(Element data from apps and pages)
····················

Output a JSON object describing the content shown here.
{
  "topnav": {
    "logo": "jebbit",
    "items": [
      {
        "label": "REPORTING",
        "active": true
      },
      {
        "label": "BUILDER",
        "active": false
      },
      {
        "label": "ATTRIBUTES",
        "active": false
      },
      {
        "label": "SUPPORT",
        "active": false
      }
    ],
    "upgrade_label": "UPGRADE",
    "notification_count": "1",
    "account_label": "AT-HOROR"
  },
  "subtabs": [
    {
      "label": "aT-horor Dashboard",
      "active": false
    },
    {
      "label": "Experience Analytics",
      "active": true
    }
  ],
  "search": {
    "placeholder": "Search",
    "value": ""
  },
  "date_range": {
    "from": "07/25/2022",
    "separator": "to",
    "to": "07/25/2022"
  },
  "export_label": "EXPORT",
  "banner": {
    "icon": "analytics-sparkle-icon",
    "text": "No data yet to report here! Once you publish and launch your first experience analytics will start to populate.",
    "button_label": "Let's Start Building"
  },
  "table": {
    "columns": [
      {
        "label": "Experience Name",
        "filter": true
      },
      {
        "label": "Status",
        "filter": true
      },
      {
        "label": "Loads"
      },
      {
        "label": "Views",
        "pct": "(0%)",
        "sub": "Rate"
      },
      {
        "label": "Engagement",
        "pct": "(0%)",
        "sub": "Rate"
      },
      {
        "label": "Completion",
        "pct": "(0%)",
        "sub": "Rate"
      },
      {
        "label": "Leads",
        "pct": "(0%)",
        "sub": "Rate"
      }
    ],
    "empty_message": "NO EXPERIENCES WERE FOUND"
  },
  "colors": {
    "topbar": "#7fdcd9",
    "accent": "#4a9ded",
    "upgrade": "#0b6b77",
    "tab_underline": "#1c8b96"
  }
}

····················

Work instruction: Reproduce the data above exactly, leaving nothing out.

Output of the task:
Output a JSON object describing the content shown here.
{
  "topnav": {
    "logo": "jebbit",
    "items": [
      {
        "label": "REPORTING",
        "active": true
      },
      {
        "label": "BUILDER",
        "active": false
      },
      {
        "label": "ATTRIBUTES",
        "active": false
      },
      {
        "label": "SUPPORT",
        "active": false
      }
    ],
    "upgrade_label": "UPGRADE",
    "notification_count": "1",
    "account_label": "AT-HOROR"
  },
  "subtabs": [
    {
      "label": "aT-horor Dashboard",
      "active": false
    },
    {
      "label": "Experience Analytics",
      "active": true
    }
  ],
  "search": {
    "placeholder": "Search",
    "value": ""
  },
  "date_range": {
    "from": "07/25/2022",
    "separator": "to",
    "to": "07/25/2022"
  },
  "export_label": "EXPORT",
  "banner": {
    "icon": "analytics-sparkle-icon",
    "text": "No data yet to report here! Once you publish and launch your first experience analytics will start to populate.",
    "button_label": "Let's Start Building"
  },
  "table": {
    "columns": [
      {
        "label": "Experience Name",
        "filter": true
      },
      {
        "label": "Status",
        "filter": true
      },
      {
        "label": "Loads"
      },
      {
        "label": "Views",
        "pct": "(0%)",
        "sub": "Rate"
      },
      {
        "label": "Engagement",
        "pct": "(0%)",
        "sub": "Rate"
      },
      {
        "label": "Completion",
        "pct": "(0%)",
        "sub": "Rate"
      },
      {
        "label": "Leads",
        "pct": "(0%)",
        "sub": "Rate"
      }
    ],
    "empty_message": "NO EXPERIENCES WERE FOUND"
  },
  "colors": {
    "topbar": "#7fdcd9",
    "accent": "#4a9ded",
    "upgrade": "#0b6b77",
    "tab_underline": "#1c8b96"
  }
}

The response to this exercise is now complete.